To summarise: for 35 years the UK has kept in place furniture fire safety regulations that have never worked. The government knows this through its own research (still available on its website), through confirmation by a government select committee and numerous green and safety groups; plus confirmation by the fact that no one, not even the chemical industry, has been able to dispute this (other than through telling lies). And that the rest of the world is content with fire tests that are significantly less stringent than ours with no lessening of fire safety and which also do not lead to large volumes of toxic flame retardants in their furniture.
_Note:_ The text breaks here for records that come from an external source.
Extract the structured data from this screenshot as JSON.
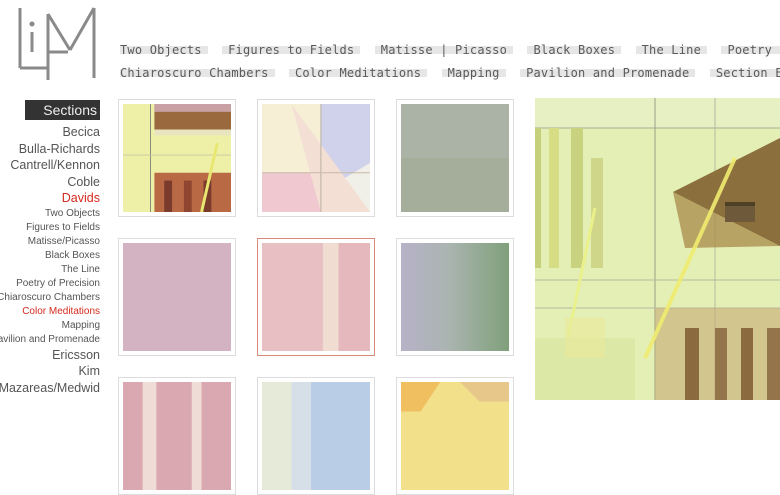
{
  "logo": {
    "icon": "lim-logo-icon",
    "text": "LiM"
  },
  "topnav": {
    "row1": [
      "Two Objects",
      "Figures to Fields",
      "Matisse | Picasso",
      "Black Boxes",
      "The Line",
      "Poetry of Precision"
    ],
    "row2": [
      "Chiaroscuro Chambers",
      "Color Meditations",
      "Mapping",
      "Pavilion and Promenade",
      "Section Exercises"
    ]
  },
  "sidebar": {
    "heading": "Sections",
    "items": [
      {
        "label": "Becica",
        "type": "major",
        "active": false
      },
      {
        "label": "Bulla-Richards",
        "type": "major",
        "active": false
      },
      {
        "label": "Cantrell/Kennon",
        "type": "major",
        "active": false
      },
      {
        "label": "Coble",
        "type": "major",
        "active": false
      },
      {
        "label": "Davids",
        "type": "major",
        "active": true
      },
      {
        "label": "Two Objects",
        "type": "minor",
        "active": false
      },
      {
        "label": "Figures to Fields",
        "type": "minor",
        "active": false
      },
      {
        "label": "Matisse/Picasso",
        "type": "minor",
        "active": false
      },
      {
        "label": "Black Boxes",
        "type": "minor",
        "active": false
      },
      {
        "label": "The Line",
        "type": "minor",
        "active": false
      },
      {
        "label": "Poetry of Precision",
        "type": "minor",
        "active": false
      },
      {
        "label": "Chiaroscuro Chambers",
        "type": "minor",
        "active": false
      },
      {
        "label": "Color Meditations",
        "type": "minor",
        "active": true
      },
      {
        "label": "Mapping",
        "type": "minor",
        "active": false
      },
      {
        "label": "Pavilion and Promenade",
        "type": "minor",
        "active": false
      },
      {
        "label": "Ericsson",
        "type": "major",
        "active": false
      },
      {
        "label": "Kim",
        "type": "major",
        "active": false
      },
      {
        "label": "Mazareas/Medwid",
        "type": "major",
        "active": false
      }
    ]
  },
  "colors": {
    "active": "#d52a1e",
    "heading_bg": "#333333",
    "nav_highlight": "#e6e6e6",
    "main_image_bg": "#e2efb2"
  }
}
Yet now the government has gone out to consultation on a new version of the same old problem: three fire tests which do not work and will lead only to the continuing poisoning of the entire country. And that's after they finally (if ever) actually change anything (see above: getting new standards in place to make the new regs effective is several years away at least).
Why are they doing this? Well, the hubris of civil servants plays a large part; that and the general state in which we now live, with government putting industry profits first, public health and the environment a distant second (examples everywhere, from our sewage poisoned rivers to the disgraceful treatment of Grenfell survivors).
Sorry . . . I can feel maniacal laughter building in my chest again, so we'll leave it here for the time being.